Can we say that children are the same anywhere in the world or can you see differences between different places? What are the differences between Czech and American children?
Children are definitely universal. I believe their development and human tendencies are exactly the same the world over, in mansions and huts alike. Of course, the local culture plays a role but less than you might think. I think you can start seeing cultural differences in the Elementary age, when children begin mirroring social mores in their communities, but still their needs and tendencies are universal, for example – at this age – the need for acceptance and understanding your place in the world. Montessori definitely saw this and wrote about it at length. This is why her method is so successful around the entire world – because it’s not based on local cultural or historical tradition, but on studying the children themselves.
You studied theatre and you like to attend theatre performances in your free time. How do you find Prague’s theatre scene? What are your tips?
Naturally, I miss lot of Prague’s theatre life as I don’t speak Czech! The English scene is quite small, of course, but very enthusiastic, and growing rapidly, especially in the past years. Fringe Fest – a weeklong festival of English-language theatre, is one of my favourite times of the year and we always attend multiple performances on each of its days; it’s a great way to find new performers and make connections. The Cimrman English Theatre is doing fantastic work and I’ve loved being introduced to those iconic Czech pieces in my language! And finally, I saw several stand-out performances through the Prague Shakespeare Company and Divadlo Na Prádle. There’s also several smaller companies doing excellent work.
What are your next plans?

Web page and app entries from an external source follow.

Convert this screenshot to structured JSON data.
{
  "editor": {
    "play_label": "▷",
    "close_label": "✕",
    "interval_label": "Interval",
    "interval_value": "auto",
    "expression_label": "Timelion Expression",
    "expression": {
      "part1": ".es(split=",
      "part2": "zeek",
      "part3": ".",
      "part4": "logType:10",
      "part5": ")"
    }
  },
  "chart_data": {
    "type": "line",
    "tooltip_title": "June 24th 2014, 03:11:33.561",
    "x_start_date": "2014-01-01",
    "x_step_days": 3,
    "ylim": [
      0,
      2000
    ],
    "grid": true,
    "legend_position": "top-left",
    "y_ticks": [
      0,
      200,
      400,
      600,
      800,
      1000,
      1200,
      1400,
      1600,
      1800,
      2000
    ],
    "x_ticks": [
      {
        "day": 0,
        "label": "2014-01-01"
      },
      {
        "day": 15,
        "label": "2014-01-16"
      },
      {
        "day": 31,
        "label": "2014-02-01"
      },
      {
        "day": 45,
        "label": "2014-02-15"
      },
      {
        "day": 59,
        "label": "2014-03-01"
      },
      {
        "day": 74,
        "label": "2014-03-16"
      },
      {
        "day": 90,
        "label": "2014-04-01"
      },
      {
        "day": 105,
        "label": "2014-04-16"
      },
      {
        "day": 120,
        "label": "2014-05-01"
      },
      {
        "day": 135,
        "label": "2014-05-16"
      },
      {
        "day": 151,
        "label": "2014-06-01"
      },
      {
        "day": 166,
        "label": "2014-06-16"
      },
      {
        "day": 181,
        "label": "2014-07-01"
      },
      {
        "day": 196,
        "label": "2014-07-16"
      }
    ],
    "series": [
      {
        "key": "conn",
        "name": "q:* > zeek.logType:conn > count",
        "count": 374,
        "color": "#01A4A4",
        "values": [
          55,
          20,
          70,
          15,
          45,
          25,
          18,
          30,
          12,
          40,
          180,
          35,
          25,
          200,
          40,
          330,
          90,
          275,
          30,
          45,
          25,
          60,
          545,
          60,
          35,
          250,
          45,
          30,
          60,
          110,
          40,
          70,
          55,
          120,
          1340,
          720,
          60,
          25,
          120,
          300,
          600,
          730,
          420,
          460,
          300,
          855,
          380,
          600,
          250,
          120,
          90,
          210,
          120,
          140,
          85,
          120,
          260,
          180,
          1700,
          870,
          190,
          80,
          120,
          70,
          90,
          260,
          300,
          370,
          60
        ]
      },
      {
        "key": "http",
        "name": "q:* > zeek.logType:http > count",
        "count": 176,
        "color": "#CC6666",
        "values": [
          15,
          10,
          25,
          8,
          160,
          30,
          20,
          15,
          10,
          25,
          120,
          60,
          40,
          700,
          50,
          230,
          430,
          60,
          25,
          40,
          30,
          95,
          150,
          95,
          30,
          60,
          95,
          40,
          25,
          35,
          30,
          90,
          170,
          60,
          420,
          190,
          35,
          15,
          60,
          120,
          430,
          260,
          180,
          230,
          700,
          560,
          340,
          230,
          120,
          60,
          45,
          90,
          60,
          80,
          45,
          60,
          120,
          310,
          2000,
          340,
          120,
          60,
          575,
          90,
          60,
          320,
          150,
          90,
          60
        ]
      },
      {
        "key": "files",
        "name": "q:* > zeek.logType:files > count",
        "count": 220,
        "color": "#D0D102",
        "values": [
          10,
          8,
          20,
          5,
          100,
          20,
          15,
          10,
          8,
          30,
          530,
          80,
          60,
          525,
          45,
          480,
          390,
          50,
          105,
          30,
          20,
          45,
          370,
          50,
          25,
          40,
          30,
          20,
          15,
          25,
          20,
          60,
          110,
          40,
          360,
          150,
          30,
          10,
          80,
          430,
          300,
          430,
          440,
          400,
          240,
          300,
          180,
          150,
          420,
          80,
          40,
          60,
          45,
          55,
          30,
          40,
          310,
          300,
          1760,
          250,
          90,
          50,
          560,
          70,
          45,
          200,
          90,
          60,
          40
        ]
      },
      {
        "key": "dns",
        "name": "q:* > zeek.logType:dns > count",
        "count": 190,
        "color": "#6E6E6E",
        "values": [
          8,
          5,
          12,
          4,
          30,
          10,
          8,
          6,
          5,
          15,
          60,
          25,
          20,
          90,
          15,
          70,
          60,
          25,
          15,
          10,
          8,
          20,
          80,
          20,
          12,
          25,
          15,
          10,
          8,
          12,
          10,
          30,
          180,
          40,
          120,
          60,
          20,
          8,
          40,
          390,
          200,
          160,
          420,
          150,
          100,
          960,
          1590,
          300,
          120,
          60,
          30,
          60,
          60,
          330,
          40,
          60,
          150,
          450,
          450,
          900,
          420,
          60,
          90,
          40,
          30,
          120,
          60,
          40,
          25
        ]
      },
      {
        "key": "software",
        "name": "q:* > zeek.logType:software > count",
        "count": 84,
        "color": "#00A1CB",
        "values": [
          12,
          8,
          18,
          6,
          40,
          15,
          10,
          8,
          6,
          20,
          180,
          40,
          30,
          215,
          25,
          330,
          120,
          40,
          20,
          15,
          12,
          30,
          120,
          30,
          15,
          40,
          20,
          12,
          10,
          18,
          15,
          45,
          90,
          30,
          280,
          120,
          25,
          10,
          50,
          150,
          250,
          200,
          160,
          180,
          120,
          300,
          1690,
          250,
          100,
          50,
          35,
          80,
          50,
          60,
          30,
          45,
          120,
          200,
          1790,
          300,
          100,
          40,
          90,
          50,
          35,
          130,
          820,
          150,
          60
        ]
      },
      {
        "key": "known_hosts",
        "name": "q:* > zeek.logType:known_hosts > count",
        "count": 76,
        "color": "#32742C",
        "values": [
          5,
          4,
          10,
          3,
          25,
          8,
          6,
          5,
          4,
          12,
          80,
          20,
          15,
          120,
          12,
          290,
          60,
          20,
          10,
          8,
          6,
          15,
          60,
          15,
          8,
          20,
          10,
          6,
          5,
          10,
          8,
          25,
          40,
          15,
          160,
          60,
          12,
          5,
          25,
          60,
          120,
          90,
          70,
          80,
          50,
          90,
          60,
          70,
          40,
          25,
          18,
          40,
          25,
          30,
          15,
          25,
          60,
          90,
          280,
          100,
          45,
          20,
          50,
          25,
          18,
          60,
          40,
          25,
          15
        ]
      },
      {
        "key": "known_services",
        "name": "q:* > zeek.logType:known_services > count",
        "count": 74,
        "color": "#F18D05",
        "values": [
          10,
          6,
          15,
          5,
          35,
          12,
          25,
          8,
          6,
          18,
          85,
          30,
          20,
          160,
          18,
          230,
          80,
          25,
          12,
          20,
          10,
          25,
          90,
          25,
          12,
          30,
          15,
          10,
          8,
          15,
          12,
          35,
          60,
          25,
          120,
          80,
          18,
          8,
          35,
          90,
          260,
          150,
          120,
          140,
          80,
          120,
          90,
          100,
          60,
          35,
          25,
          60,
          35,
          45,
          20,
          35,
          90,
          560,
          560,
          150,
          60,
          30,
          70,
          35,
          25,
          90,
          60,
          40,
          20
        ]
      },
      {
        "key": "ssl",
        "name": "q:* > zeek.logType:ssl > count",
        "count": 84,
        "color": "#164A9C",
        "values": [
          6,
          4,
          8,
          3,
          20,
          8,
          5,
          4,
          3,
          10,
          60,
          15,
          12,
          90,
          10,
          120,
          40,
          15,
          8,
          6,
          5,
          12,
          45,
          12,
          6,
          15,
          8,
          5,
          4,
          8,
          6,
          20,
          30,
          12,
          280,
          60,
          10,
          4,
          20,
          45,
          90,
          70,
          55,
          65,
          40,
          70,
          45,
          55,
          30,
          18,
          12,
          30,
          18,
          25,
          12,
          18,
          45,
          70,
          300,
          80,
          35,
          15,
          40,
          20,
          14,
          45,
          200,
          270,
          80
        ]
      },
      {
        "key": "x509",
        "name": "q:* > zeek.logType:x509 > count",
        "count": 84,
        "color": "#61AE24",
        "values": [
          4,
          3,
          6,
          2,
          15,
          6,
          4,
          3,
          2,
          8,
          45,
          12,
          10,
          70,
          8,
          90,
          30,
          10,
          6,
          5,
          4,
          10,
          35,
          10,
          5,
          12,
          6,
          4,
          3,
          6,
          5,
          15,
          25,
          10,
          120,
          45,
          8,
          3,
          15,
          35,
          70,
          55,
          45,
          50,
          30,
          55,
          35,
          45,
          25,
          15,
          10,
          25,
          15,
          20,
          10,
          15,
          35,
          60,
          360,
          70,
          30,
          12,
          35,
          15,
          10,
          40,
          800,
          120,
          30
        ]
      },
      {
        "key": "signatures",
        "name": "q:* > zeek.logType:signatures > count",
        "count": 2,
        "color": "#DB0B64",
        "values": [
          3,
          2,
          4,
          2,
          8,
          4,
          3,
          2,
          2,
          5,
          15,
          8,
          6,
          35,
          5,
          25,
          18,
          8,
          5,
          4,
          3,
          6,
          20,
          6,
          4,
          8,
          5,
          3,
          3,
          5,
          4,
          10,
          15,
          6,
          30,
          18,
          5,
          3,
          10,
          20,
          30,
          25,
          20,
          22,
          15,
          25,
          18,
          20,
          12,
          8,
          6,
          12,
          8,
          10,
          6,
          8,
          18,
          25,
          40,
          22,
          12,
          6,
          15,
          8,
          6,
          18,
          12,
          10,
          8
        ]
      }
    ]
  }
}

For now, I am committed to stay at IMSP at least through June 2019. I love Prague and I can imagine living here for many years and starting a family here. Career wise, after I complete my MEd, I’m looking forward to embarking on the Montessori teacher training for Secondary Schools. Once I complete that training, I will be Montessori certified from birth to age 18, a rare achievement in the Montessori world. I also enjoy consulting with other schools so look forward to continuing this important work as well.
What are your tips for expats in Prague?
Marry a Czech, it makes life so much easier! But on a serious note, get connected. There are so many wonderful events and groups, centered around interests, hobbies, skills, family, study, and much more. The expat community in Prague is very dynamic and I believe anyone can find company and camaraderie in it. A good way to start is to monitor the Prague Expat Facebook groups – Crowd Sauce is one I’ve found terribly helpful.
The interview was published in Czech & Slovak Leaders magazine.